In a statement released through her lawyer Wednesday afternoon, Leahy-Lind said her job has been "impossible to do" since she filed her complaint with the Maine Human Rights Commission in April. She said she has been treated with disdain and disrespect and has been denied basic work tools, including an office phone.
Leahy-Lind's lawyer, Cynthia Dill, said her client had to do her work using a state-issued BlackBerry cellphone.
"(That) was unsatisfactory for a high-level professional who conducts numerous conference calls daily," Dill said.
She said she believes the delay in getting a desk phone was connected to the renovation of Lisa Sockabasin's office. Sockabasin, director of the Office of Minority Health, is one of the CDC officials Leahy-Lind had accused of harassment in her complaint to the Maine Human Rights Commission.
"It's not a coincidence that my client was deprived of an office phone and treated like a pariah," Dill said.
Leahy-Lind said Wednesday that her resignation was also prompted by the hiring of a new district liaison, an employee who would report directly to her. She said she wasn't allowed to conduct a second interview with top candidates, that candidates' expertise and experience was ignored and that the person ultimately chosen by CDC Director Sheila Pinette was not the person most qualified for the position.
Leahy-Lind said she believes one well-qualified candidate was rejected because that person witnessed some of the actions Leahy-Lind had complained about.
"Public health jobs should be filled by the best and the brightest; lives are on the line," she said. "I can no longer work in an environment where experience and expertise is cast aside, people are discouraged from acting honorably and those who come forward with complaints are targeted for harassment and abuse."
The Department of Health and Human Services oversees the CDC. A spokeswoman for that department declined to comment, citing personnel issues.
Leahy-Lind made headlines this past spring when she alleged, among other things, that her bosses at the Maine CDC ordered her to destroy public documents and then harassed and assaulted her when she refused. Those documents, she said, showed the scoring results for the 27 Healthy Maine Partnerships at the center of last summer's controversy over state funding. She said the scoring was manipulated to favor certain organizations over others.
Leahy-Lind said she refused to destroy the documents because that would have been illegal. When the CDC's deputy director, Christine Zukas, learned that she hadn't destroyed the documents, according to Leahy-Lind's complaint, she "physically assaulted me and ordered me to take the documents to my home and destroy and dispose of them there." Leahy-Lind said she again refused and stored the records in files at her office.
After that, Leahy-Lind said, Zukas and Sockabasin retaliated and discriminated against her.
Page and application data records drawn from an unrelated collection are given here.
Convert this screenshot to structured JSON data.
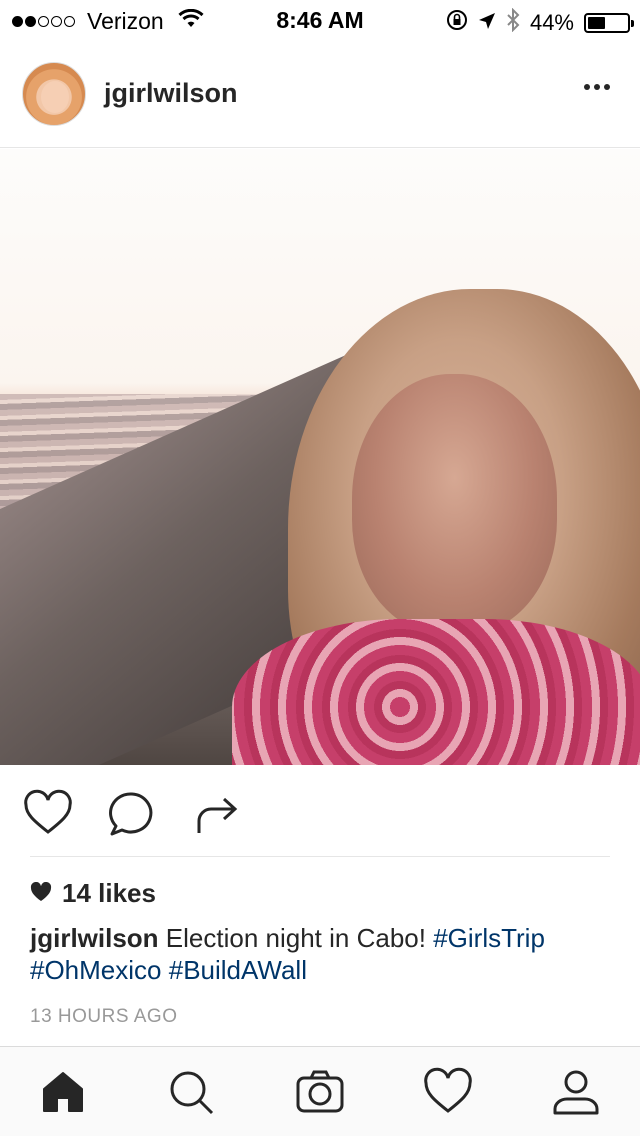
{
  "status_bar": {
    "carrier": "Verizon",
    "signal_bars": 2,
    "signal_total": 5,
    "time": "8:46 AM",
    "battery_percent": "44%",
    "battery_level": 0.44
  },
  "post": {
    "username": "jgirlwilson",
    "likes": "14 likes",
    "caption_user": "jgirlwilson",
    "caption_text": " Election night in Cabo! ",
    "hashtags": [
      "#GirlsTrip",
      "#OhMexico",
      "#BuildAWall"
    ],
    "timestamp": "13 HOURS AGO"
  },
  "icons": {
    "more": "more-options-icon",
    "like": "heart-outline-icon",
    "comment": "comment-bubble-icon",
    "share": "share-arrow-icon",
    "tabs": [
      "home-icon",
      "search-icon",
      "camera-icon",
      "activity-heart-icon",
      "profile-icon"
    ]
  }
}
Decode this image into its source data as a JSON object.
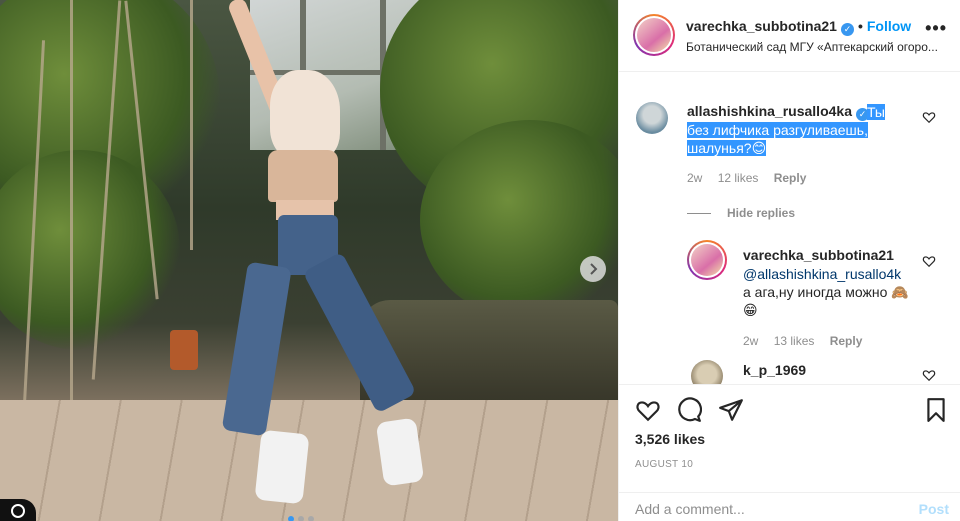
{
  "post": {
    "username": "varechka_subbotina21",
    "follow_label": "Follow",
    "separator": "•",
    "location": "Ботанический сад МГУ «Аптекарский огоро...",
    "more_label": "•••"
  },
  "comments": [
    {
      "username": "allashishkina_rusallo4ka",
      "text": "Ты без лифчика разгуливаешь, шалунья?😊",
      "age": "2w",
      "likes": "12 likes",
      "reply_label": "Reply"
    }
  ],
  "hide_replies_label": "Hide replies",
  "replies": [
    {
      "username": "varechka_subbotina21",
      "mention": "@allashishkina_rusallo4k",
      "text": "а ага,ну иногда можно 🙈😁",
      "age": "2w",
      "likes": "13 likes",
      "reply_label": "Reply"
    },
    {
      "username": "k_p_1969"
    }
  ],
  "actions": {
    "likes_count": "3,526 likes",
    "date": "AUGUST 10"
  },
  "add_comment": {
    "placeholder": "Add a comment...",
    "post_label": "Post"
  },
  "colors": {
    "accent": "#0095f6",
    "highlight": "#3396ff",
    "muted": "#8e8e8e"
  }
}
At one point, she said, she was told "to 'shut my f'ing mouth' by (Sockabasin) and not to mention the favorable treatment given to the Tribal Healthy Maine Partnership, or face adverse employment consequences."
At another point, she said, Sockabasin screamed at her and called her "a stupid-ass goody-two-shoes."
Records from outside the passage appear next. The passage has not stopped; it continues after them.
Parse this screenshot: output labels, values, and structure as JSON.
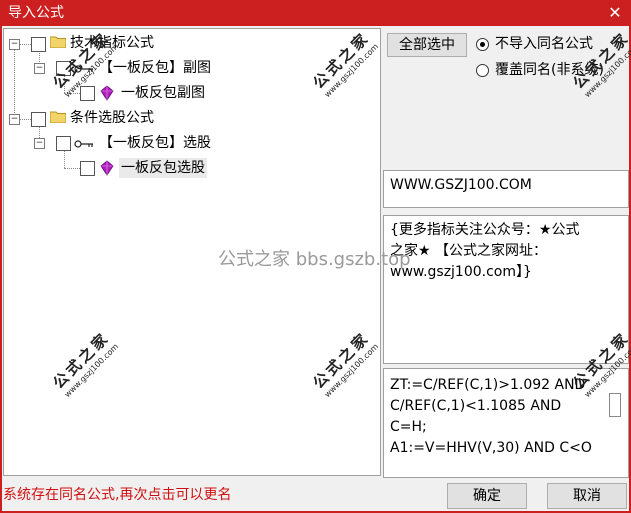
{
  "window": {
    "title": "导入公式",
    "close_glyph": "✕"
  },
  "tree": {
    "nodes": [
      {
        "label": "技术指标公式",
        "type": "folder"
      },
      {
        "label": "【一板反包】副图",
        "type": "key"
      },
      {
        "label": "一板反包副图",
        "type": "gem"
      },
      {
        "label": "条件选股公式",
        "type": "folder"
      },
      {
        "label": "【一板反包】选股",
        "type": "key"
      },
      {
        "label": "一板反包选股",
        "type": "gem"
      }
    ],
    "expander_glyph": "−"
  },
  "right": {
    "select_all_label": "全部选中",
    "radio_options": [
      {
        "label": "不导入同名公式",
        "checked": true
      },
      {
        "label": "覆盖同名(非系统)",
        "checked": false
      }
    ],
    "url_text": "WWW.GSZJ100.COM",
    "info_text": "{更多指标关注公众号：★公式\n之家★ 【公式之家网址：\nwww.gszj100.com】}",
    "code_text": "ZT:=C/REF(C,1)>1.092 AND\nC/REF(C,1)<1.1085 AND\nC=H;\nA1:=V=HHV(V,30) AND C<O"
  },
  "status_text": "系统存在同名公式,再次点击可以更名",
  "buttons": {
    "ok": "确定",
    "cancel": "取消"
  },
  "watermark": {
    "center": "公式之家 bbs.gszb.top",
    "big": "公式之家",
    "small": "www.gszj100.com"
  },
  "colors": {
    "titlebar": "#cc1f1f",
    "status": "#d01010",
    "gem": "#b01ec0"
  }
}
Leahy-Lind said she was repeatedly assaulted, both physically and verbally.
Leahy-Lind, Sockabasin and Zukas each have their supporters.
The Maine Human Rights Commission has Leahy-lind's complaint. Dill said her client plans to add her latest grievances to that complaint. However, she also said Leahy-Lind will likely pull the complaint from the Maine Human Rights Commission and request the right to sue in court. A court case will allow her to add claims not within the Maine Human Rights Commission's jurisdiction.
The Office of Program Evaluation and Government Accountability, known as OPEGA, is looking into how the CDC allocated money to Healthy Maine Partnerships and whether any public documents were ordered to be destroyed. The office expects to report on its findings this fall.
The Attorney General's Office is actively reviewing the allegations of document-shredding. The AG's Office generally conducts a review to determine whether there is basis for an investigation.
Sockabasin was recently named a DHHS tribal liaison, making her responsible for collaborating with Maine's federally recognized tribes. Because the DHHS spokesperson did not immediately respond to a phone message or additional questions posed over email Wednesday evening, it is unclear whether that role is in addition to her job as director of the Office of Minority Health and, if so, whether it comes with a pay increase.